There are about 24 ladies in the group, though there have never been more than nine at a given session. Most of them are able and willing to answer some questions. All are good at offering encouragement. They even manage to make me feel like I add positively to the group by reviewing foundational concepts.
The magic of Barb Dunn
Barb Dunn is not only one of the nicest people you will ever meet, but she is a certified John Lyons trainer.
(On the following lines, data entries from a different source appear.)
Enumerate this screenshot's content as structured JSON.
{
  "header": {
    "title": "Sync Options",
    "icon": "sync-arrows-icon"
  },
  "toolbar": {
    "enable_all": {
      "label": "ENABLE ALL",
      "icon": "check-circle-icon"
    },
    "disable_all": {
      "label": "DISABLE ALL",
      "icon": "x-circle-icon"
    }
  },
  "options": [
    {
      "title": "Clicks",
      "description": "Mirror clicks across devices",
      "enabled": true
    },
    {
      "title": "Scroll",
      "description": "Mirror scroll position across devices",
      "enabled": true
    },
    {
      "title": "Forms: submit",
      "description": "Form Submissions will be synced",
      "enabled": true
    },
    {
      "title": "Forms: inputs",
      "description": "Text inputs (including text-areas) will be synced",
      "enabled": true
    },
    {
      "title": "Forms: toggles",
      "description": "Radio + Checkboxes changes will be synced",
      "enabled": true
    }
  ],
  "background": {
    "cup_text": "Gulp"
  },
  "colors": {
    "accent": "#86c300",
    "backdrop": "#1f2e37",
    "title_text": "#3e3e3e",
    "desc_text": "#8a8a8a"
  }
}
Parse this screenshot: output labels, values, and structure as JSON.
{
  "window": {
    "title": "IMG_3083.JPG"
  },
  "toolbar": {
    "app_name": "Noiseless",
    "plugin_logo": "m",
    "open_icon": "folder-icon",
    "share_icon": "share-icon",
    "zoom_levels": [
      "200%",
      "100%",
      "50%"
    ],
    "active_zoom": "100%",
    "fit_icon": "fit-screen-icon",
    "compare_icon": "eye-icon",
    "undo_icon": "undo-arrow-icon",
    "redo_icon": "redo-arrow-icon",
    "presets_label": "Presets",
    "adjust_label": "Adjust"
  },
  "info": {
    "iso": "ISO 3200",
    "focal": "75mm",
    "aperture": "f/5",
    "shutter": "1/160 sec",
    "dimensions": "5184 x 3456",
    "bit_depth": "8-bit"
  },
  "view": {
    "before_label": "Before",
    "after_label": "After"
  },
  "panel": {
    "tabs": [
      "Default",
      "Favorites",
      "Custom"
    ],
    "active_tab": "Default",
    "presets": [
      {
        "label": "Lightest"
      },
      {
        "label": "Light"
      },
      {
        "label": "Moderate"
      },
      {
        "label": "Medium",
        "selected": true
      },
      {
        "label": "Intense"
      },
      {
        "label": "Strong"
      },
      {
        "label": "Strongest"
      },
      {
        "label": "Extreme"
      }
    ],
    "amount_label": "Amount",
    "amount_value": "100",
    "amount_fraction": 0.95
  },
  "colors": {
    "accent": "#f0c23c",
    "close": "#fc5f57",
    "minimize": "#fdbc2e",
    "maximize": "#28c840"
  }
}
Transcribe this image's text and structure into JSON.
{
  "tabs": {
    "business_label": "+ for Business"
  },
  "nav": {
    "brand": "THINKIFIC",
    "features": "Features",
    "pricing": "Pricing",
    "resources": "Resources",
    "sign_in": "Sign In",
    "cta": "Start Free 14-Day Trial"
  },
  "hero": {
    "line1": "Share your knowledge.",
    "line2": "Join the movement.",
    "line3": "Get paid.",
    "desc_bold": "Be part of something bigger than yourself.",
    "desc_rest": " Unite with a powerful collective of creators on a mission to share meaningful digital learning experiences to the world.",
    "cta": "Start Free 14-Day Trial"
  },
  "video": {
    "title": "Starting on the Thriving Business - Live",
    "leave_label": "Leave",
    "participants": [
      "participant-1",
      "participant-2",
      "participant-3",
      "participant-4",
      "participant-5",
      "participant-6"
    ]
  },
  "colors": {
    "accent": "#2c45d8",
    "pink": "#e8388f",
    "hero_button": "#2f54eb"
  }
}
She first got to meet John Lyons at an event that D&B Supply was a major sponsor of. She is very grateful to D&B for being part of making that connection happen. (Here is a link to Barb Dunn’s Facebook Page: https://www.facebook.com/fivepineshorseranch)
It seems like Barb knows what the horses are thinking before the horses do. Even though H.A.L.O. is a group session, she gives lots of one-on-one help. She has patiently guided me in beginning to understand horse language. She is never pushy, but always encouraging toward progress. If one of us doesn’t understand what is going on or what to do, she doesn’t act like we are slow, but figures it is her job to explain differently.
As is often the case, learning a little made me realize how many other things there are to learn. However, Barb is only one person and I can’t take her home with me. I began looking for podcasts about horses.
A perfect podcast about horses
When I found Stacy Westfall’s podcast, I was pretty sure I had found a gem. My H.A.L.O friends corroborated this, so I binge listened to 4 seasons of episodes. It was perfect for me.
Not only is Stacy very good at explaining things, she knows how to have conversations with horses. At least that is the metaphor she uses. The perspective combines gaining the horse’s respect by helping the horse to understand what you want.
Important to me was the idea that mistakes or misunderstandings are not irreversible. When Penelope isn’t doing what I think she should, it might be that I need to back track to basics with her. Or I might need to review how to “say it” better. Either way, there is still potential for better communication and fun riding.
An important surprise
There is something that surprised me about this whole process of having a conversation with my horse. It is what is called ground work.
Before I started riding, I had never heard of it. After lessons for a few months, I had gotten the impression that ground work was somewhere between boring and a necessary evil. Now I know that ground work is incredibly useful for helping me to learn to talk to my horse!
These days I don’t do ground work as a way to subdue Penelope or as a last resort. I do ground work regularly because it is fun and encouraging to have that conversation with Penelope.
What to say to a horse
Conversation with a horse is still very new to me. I know that the more time I spend with Penelope, the faster I will learn. Over time, I will be able to respond to her more intuitively.
Meanwhile, I asked for Stacy Westfall’s full set of DVD materials and book, Smart Start, for Christmas. This way, Stacy is available 24/7! (Link to Stacy Westfall’s Products: https://stacywestfall.com/)
I’ve read the book through completely once and finished watching one DVD on ground work. I regularly review specifics right before I go out to spend time with Penelope. What Stacy says matches what Barb teaches, so I have the best of both worlds.
I had a nice little conversation with Penelope today. It started off with me stepping toward her, then when I was within about 15 feet, holding out my hand to indicate, “You are welcome to approach me.” In response, she sauntered up and gently nuzzled my hand. Then, I scratched her forehead before moving to her side. She did not always let me approach her so in the open pasture.
Next, I gave her neck a scratching as I said, “You are such a gift to me and we are going to do lots of fun things together.” She may not have perfectly understood the last sentence, but judging by her standing there licking and chewing, she got the gist of it.